Senior Editor for the 2001 WHO Classifications of tumors: Pathology and Genetics of the Hematopoetic and Lymphoid Tissues. This landmark publication established international consensus for the first time for the classification of leukemias and lymphomas, and has been widely accepted and adopted internationally as the standard.
Member, Editorial Boards of 18 Journals, including:
- Acta Pathologica Microbiologica Et Immunologica Scandinavica
- American Journal of Clinical Pathology
- American Journal of Pathology
- American Journal of Surgical Pathology (Section Editor, Hematopathology)
- Annals of Diagnostic Pathology
- Archives of Pathology and Laboratory Medicine
- Clinical Lymphomas
- Hematopathology and Molecular Pathology
- Human Pathology
- Journal of Histochemistry and Cytochemistry
- Laboratory Investigation
- Modern Pathology and others
Member of many Advisory Committees and Boards, and recipient of many honors, awards, and other special scientific recognitions.
Recipient of the Distinguished Clinical Teacher Award (2006) from the Fellow's Committee, National Institutes of Health "For outstanding contributions to the teaching of clinical fellows, and the advancement of clinical research". Also recipient of the NCI's Outstanding Mentor Award (2001).
Recipient of the Lennert Prize of the European Association for Haematopathology (2006). She was the first non-European to receive this award, and the only woman to date: "In recognition of your merits in developing a unique Lymphoma Classification, erasing the differences between both Atlantic sides, and your enormous and successful effort to integrate basic research and clinical diagnosis in the quotidian life of Haematopathology".
Named the Second Annual Anita B. Roberts Lecturer recognizing Distinguished Woman Scientists at the NIH (2007).
Co-Director of the USCAP Long Course entitled "Lymphoma and Leukemia: Integration of Morphology and Biologic Markers" (1998 with Dr. Cheryl Wilman). A great many presentations/lectures/panels at the USCAP from 1979 to the present time.
Chair, USCAP ad hoc Membership Committee (1999-2001), introduced the highly successful Ambassador's Program to recruit new Junior Members into the USCAP.
Hobbies include mountain-climbing and skiing with husband, Michael Evan Jaffe, in Colorado.
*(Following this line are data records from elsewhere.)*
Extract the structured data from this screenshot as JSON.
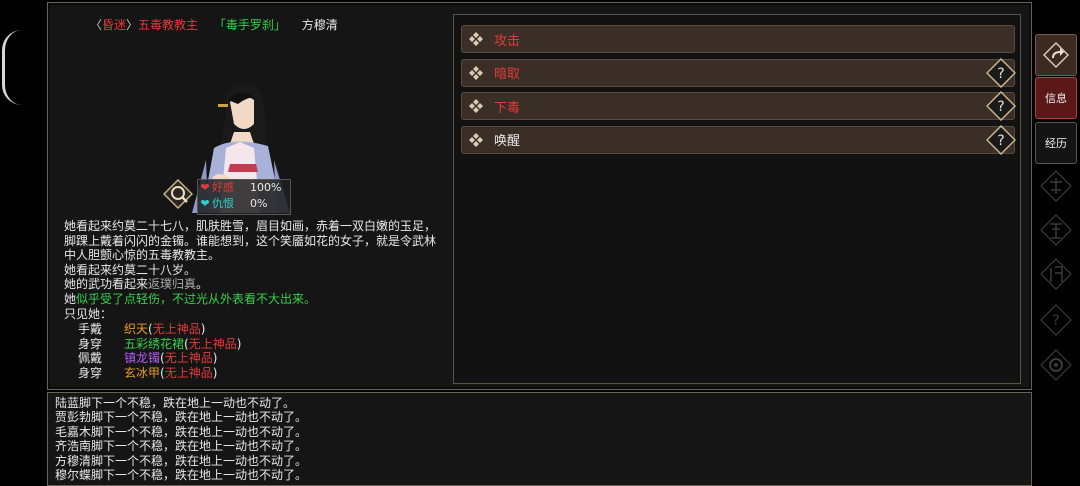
{
  "character": {
    "faction_prefix": "〈",
    "faction_tag": "昏迷",
    "faction_sep": "〉",
    "faction": "五毒教教主",
    "title": "「毒手罗刹」",
    "name": "方穆清"
  },
  "status": {
    "favor_label": "好感",
    "favor_value": "100%",
    "hatred_label": "仇恨",
    "hatred_value": "0%"
  },
  "description": {
    "para1": "她看起来约莫二十七八，肌肤胜雪，眉目如画，赤着一双白嫩的玉足，脚踝上戴着闪闪的金镯。谁能想到，这个笑靥如花的女子，就是令武林中人胆颤心惊的五毒教教主。",
    "age_line": "她看起来约莫二十八岁。",
    "martial_prefix": "她的武功看起来",
    "martial_level": "返璞归真",
    "martial_suffix": "。",
    "injury_prefix": "她",
    "injury_text": "似乎受了点轻伤，不过光从外表看不大出来。",
    "equip_intro": "只见她："
  },
  "equipment": [
    {
      "slot": "手戴",
      "item": "织天",
      "grade": "无上神品",
      "item_color": "#e89b2a"
    },
    {
      "slot": "身穿",
      "item": "五彩绣花裙",
      "grade": "无上神品",
      "item_color": "#38d04a"
    },
    {
      "slot": "佩戴",
      "item": "镇龙镯",
      "grade": "无上神品",
      "item_color": "#b45cf2"
    },
    {
      "slot": "身穿",
      "item": "玄冰甲",
      "grade": "无上神品",
      "item_color": "#e89b2a"
    }
  ],
  "equip_paren_open": "(",
  "equip_paren_close": ")",
  "actions": [
    {
      "label": "攻击",
      "color": "#e23b3b",
      "has_help": false
    },
    {
      "label": "暗取",
      "color": "#e23b3b",
      "has_help": true
    },
    {
      "label": "下毒",
      "color": "#e23b3b",
      "has_help": true
    },
    {
      "label": "唤醒",
      "color": "#e8e8e8",
      "has_help": true
    }
  ],
  "sidebar": {
    "info_label": "信息",
    "history_label": "经历"
  },
  "log": [
    "陆蓝脚下一个不稳，跌在地上一动也不动了。",
    "贾彭勃脚下一个不稳，跌在地上一动也不动了。",
    "毛嘉木脚下一个不稳，跌在地上一动也不动了。",
    "齐浩南脚下一个不稳，跌在地上一动也不动了。",
    "方穆清脚下一个不稳，跌在地上一动也不动了。",
    "穆尔蝶脚下一个不稳，跌在地上一动也不动了。"
  ]
}
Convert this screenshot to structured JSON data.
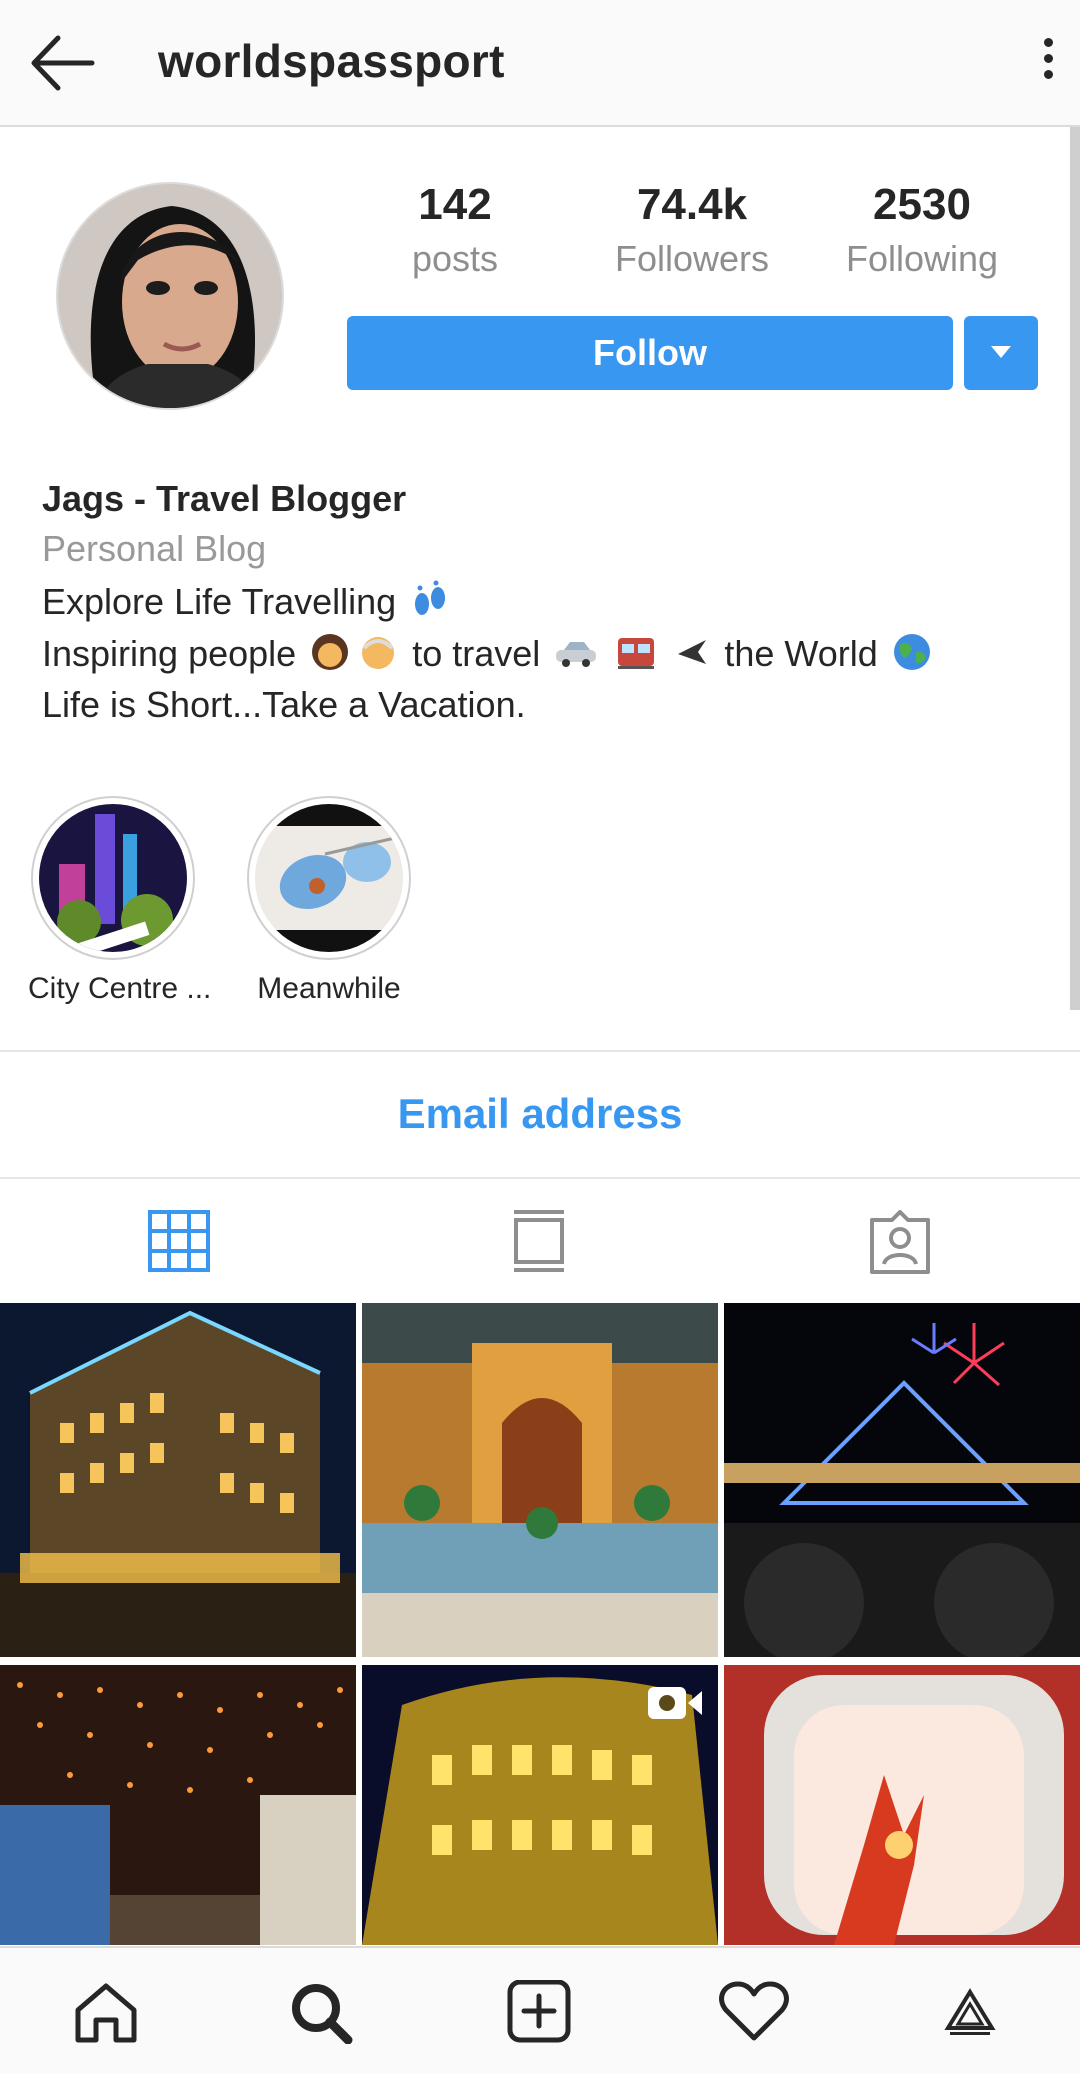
{
  "header": {
    "username": "worldspassport",
    "back_icon": "arrow-left-icon",
    "menu_icon": "more-vertical-icon"
  },
  "stats": [
    {
      "value": "142",
      "label": "posts"
    },
    {
      "value": "74.4k",
      "label": "Followers"
    },
    {
      "value": "2530",
      "label": "Following"
    }
  ],
  "actions": {
    "follow_label": "Follow",
    "dropdown_icon": "caret-down-icon"
  },
  "bio": {
    "name": "Jags - Travel Blogger",
    "category": "Personal Blog",
    "line1": "Explore Life Travelling",
    "line2_a": "Inspiring people",
    "line2_b": "to travel",
    "line2_c": "the World",
    "line3": "Life is Short...Take a Vacation."
  },
  "highlights": [
    {
      "label": "City Centre ..."
    },
    {
      "label": "Meanwhile"
    }
  ],
  "email_link": "Email address",
  "tabs": [
    {
      "icon": "grid-icon",
      "active": true
    },
    {
      "icon": "feed-icon",
      "active": false
    },
    {
      "icon": "tagged-icon",
      "active": false
    }
  ],
  "bottom_nav": [
    {
      "icon": "home-icon"
    },
    {
      "icon": "search-icon"
    },
    {
      "icon": "add-post-icon"
    },
    {
      "icon": "heart-icon"
    },
    {
      "icon": "profile-logo-icon"
    }
  ],
  "colors": {
    "accent": "#3897f0",
    "text": "#262626",
    "muted": "#8e8e8e"
  }
}
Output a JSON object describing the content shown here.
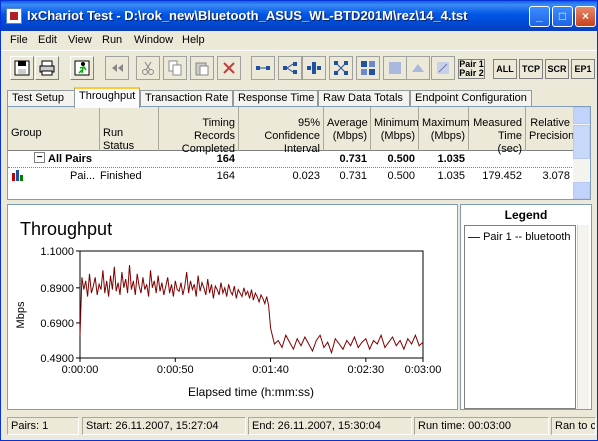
{
  "window": {
    "title": "IxChariot Test - D:\\rok_new\\Bluetooth_ASUS_WL-BTD201M\\rez\\14_4.tst",
    "minimize": "_",
    "maximize": "□",
    "close": "×"
  },
  "menu": [
    "File",
    "Edit",
    "View",
    "Run",
    "Window",
    "Help"
  ],
  "toolbar": {
    "pair12_top": "Pair 1",
    "pair12_bottom": "Pair 2",
    "all": "ALL",
    "tcp": "TCP",
    "scr": "SCR",
    "ep1": "EP1"
  },
  "tabs": [
    "Test Setup",
    "Throughput",
    "Transaction Rate",
    "Response Time",
    "Raw Data Totals",
    "Endpoint Configuration"
  ],
  "grid": {
    "headers": [
      "Group",
      "Run Status",
      "Timing Records Completed",
      "95% Confidence Interval",
      "Average (Mbps)",
      "Minimum (Mbps)",
      "Maximum (Mbps)",
      "Measured Time (sec)",
      "Relative Precision"
    ],
    "all_pairs": {
      "label": "All Pairs",
      "expander": "−",
      "records": "164",
      "average": "0.731",
      "minimum": "0.500",
      "maximum": "1.035"
    },
    "pair_row": {
      "label": "Pai...",
      "status": "Finished",
      "records": "164",
      "confidence": "0.023",
      "average": "0.731",
      "minimum": "0.500",
      "maximum": "1.035",
      "time": "179.452",
      "precision": "3.078"
    }
  },
  "chart_data": {
    "type": "line",
    "title": "Throughput",
    "xlabel": "Elapsed time (h:mm:ss)",
    "ylabel": "Mbps",
    "x_ticks": [
      "0:00:00",
      "0:00:50",
      "0:01:40",
      "0:02:30",
      "0:03:00"
    ],
    "x_tick_seconds": [
      0,
      50,
      100,
      150,
      180
    ],
    "y_ticks": [
      "1.1000",
      "0.8900",
      "0.6900",
      "0.4900"
    ],
    "ylim": [
      0.49,
      1.1
    ],
    "xlim": [
      0,
      180
    ],
    "series_color": "#800000",
    "series": [
      {
        "name": "Pair 1 -- bluetooth",
        "x": [
          0,
          1,
          2,
          3,
          4,
          5,
          6,
          7,
          8,
          9,
          10,
          11,
          12,
          13,
          14,
          15,
          16,
          17,
          18,
          19,
          20,
          21,
          22,
          23,
          24,
          25,
          26,
          27,
          28,
          29,
          30,
          31,
          32,
          33,
          34,
          35,
          36,
          37,
          38,
          39,
          40,
          41,
          42,
          43,
          44,
          45,
          46,
          47,
          48,
          49,
          50,
          51,
          52,
          53,
          54,
          55,
          56,
          57,
          58,
          59,
          60,
          61,
          62,
          63,
          64,
          65,
          66,
          67,
          68,
          69,
          70,
          71,
          72,
          73,
          74,
          75,
          76,
          77,
          78,
          79,
          80,
          81,
          82,
          83,
          84,
          85,
          86,
          87,
          88,
          89,
          90,
          91,
          92,
          93,
          94,
          95,
          96,
          97,
          98,
          99,
          100,
          102,
          104,
          106,
          108,
          110,
          112,
          114,
          116,
          118,
          120,
          122,
          124,
          126,
          128,
          130,
          132,
          134,
          136,
          138,
          140,
          142,
          144,
          146,
          148,
          150,
          152,
          154,
          156,
          158,
          160,
          162,
          164,
          166,
          168,
          170,
          172,
          174,
          176,
          178,
          180
        ],
        "y": [
          0.62,
          0.95,
          0.88,
          0.93,
          0.84,
          0.97,
          0.86,
          0.9,
          0.95,
          0.85,
          0.91,
          0.88,
          0.99,
          0.86,
          0.93,
          0.84,
          0.96,
          0.88,
          1.01,
          0.87,
          0.92,
          0.85,
          0.98,
          0.89,
          0.94,
          0.86,
          1.02,
          0.88,
          0.93,
          0.85,
          0.97,
          0.9,
          0.86,
          0.95,
          0.88,
          0.91,
          0.84,
          0.99,
          0.89,
          0.93,
          0.86,
          0.96,
          0.87,
          0.92,
          0.85,
          0.9,
          0.95,
          0.86,
          0.91,
          0.84,
          0.93,
          0.88,
          0.87,
          0.92,
          0.85,
          0.9,
          0.98,
          0.86,
          0.93,
          0.88,
          0.91,
          0.84,
          0.96,
          0.87,
          0.92,
          0.89,
          0.85,
          0.94,
          0.86,
          0.91,
          0.83,
          0.9,
          0.88,
          0.85,
          0.92,
          0.86,
          0.89,
          0.84,
          0.91,
          0.87,
          0.85,
          0.9,
          0.83,
          0.88,
          0.86,
          0.84,
          0.89,
          0.85,
          0.87,
          0.83,
          0.88,
          0.82,
          0.86,
          0.84,
          0.81,
          0.85,
          0.83,
          0.8,
          0.84,
          0.79,
          0.66,
          0.57,
          0.59,
          0.55,
          0.62,
          0.58,
          0.54,
          0.6,
          0.56,
          0.61,
          0.57,
          0.53,
          0.59,
          0.62,
          0.55,
          0.58,
          0.52,
          0.6,
          0.57,
          0.54,
          0.59,
          0.56,
          0.61,
          0.55,
          0.58,
          0.6,
          0.54,
          0.59,
          0.57,
          0.62,
          0.55,
          0.58,
          0.61,
          0.56,
          0.59,
          0.54,
          0.6,
          0.57,
          0.62,
          0.56,
          0.58
        ]
      }
    ]
  },
  "legend": {
    "title": "Legend",
    "entry": "Pair 1 -- bluetooth"
  },
  "status": {
    "pairs": "Pairs: 1",
    "start": "Start: 26.11.2007, 15:27:04",
    "end": "End: 26.11.2007, 15:30:04",
    "runtime": "Run time: 00:03:00",
    "ran": "Ran to completion"
  }
}
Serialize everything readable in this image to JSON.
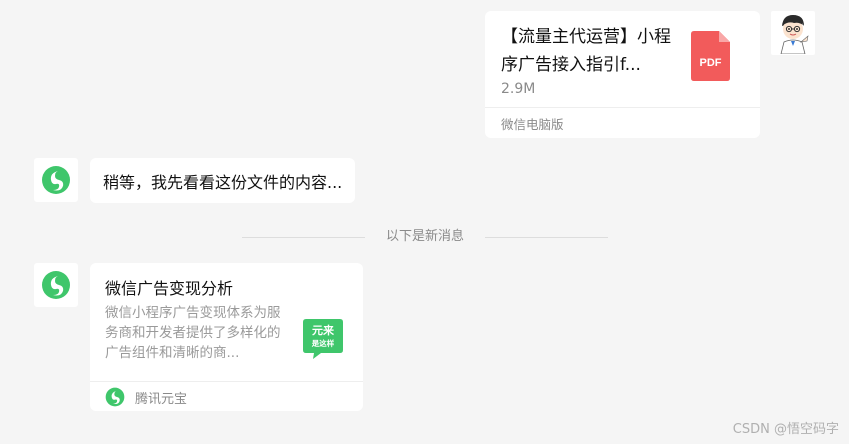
{
  "messages": {
    "file": {
      "title": "【流量主代运营】小程序广告接入指引f...",
      "size": "2.9M",
      "source": "微信电脑版",
      "icon_label": "PDF",
      "icon": "pdf-file-icon"
    },
    "bot_reply": {
      "text": "稍等，我先看看这份文件的内容..."
    },
    "divider": {
      "label": "以下是新消息"
    },
    "share": {
      "title": "微信广告变现分析",
      "description": "微信小程序广告变现体系为服务商和开发者提供了多样化的广告组件和清晰的商...",
      "thumb_line1": "元来",
      "thumb_line2": "是这样",
      "source": "腾讯元宝"
    }
  },
  "watermark": "CSDN @悟空码字",
  "colors": {
    "background": "#f5f5f5",
    "bubble": "#ffffff",
    "pdf_red": "#f25b5b",
    "brand_green": "#3fc66b"
  }
}
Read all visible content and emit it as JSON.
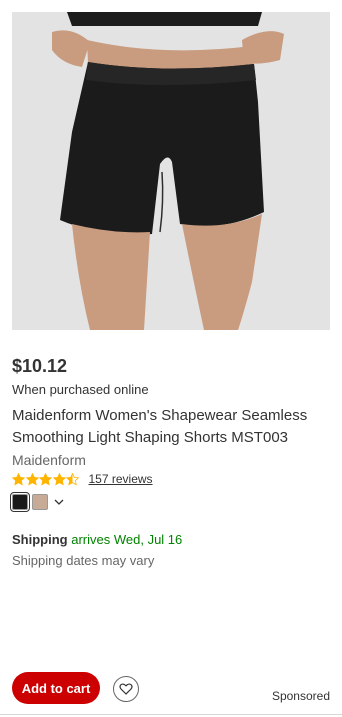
{
  "product": {
    "price": "$10.12",
    "price_note": "When purchased online",
    "title": "Maidenform Women's Shapewear Seamless Smoothing Light Shaping Shorts MST003",
    "brand": "Maidenform",
    "rating": {
      "stars": 4.5,
      "max": 5,
      "reviews_label": "157 reviews"
    },
    "swatches": [
      {
        "name": "black-swatch",
        "color": "#1a1a1a",
        "selected": true
      },
      {
        "name": "nude-swatch",
        "color": "#c8ab96",
        "selected": false
      }
    ],
    "swatch_more_icon": "chevron-down-icon",
    "image_icon": "product-photo"
  },
  "shipping": {
    "label": "Shipping",
    "date": "arrives Wed, Jul 16",
    "note": "Shipping dates may vary"
  },
  "actions": {
    "add_to_cart": "Add to cart",
    "favorite_icon": "heart-icon"
  },
  "sponsored": "Sponsored",
  "colors": {
    "accent": "#cc0000",
    "shipping_green": "#008300",
    "star": "#ffb400"
  }
}
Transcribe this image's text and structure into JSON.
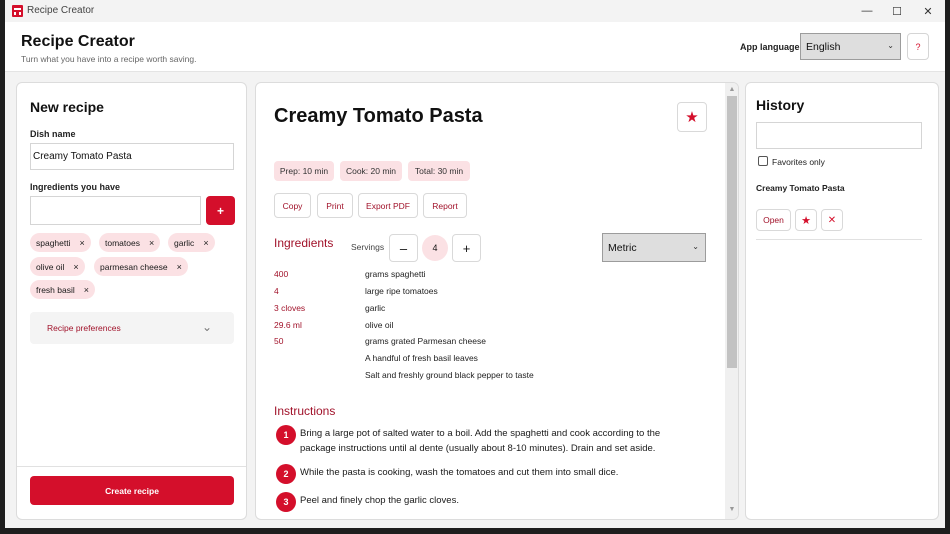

Has two remarkable sons: Greg (Chief Pentagon Correspondent for the Wall Street Journal (and recipient of the Pulitzer Prize) and Cale (environmental attorney for the Southern Environmental Law Center. Relishes being with her four grandchildren.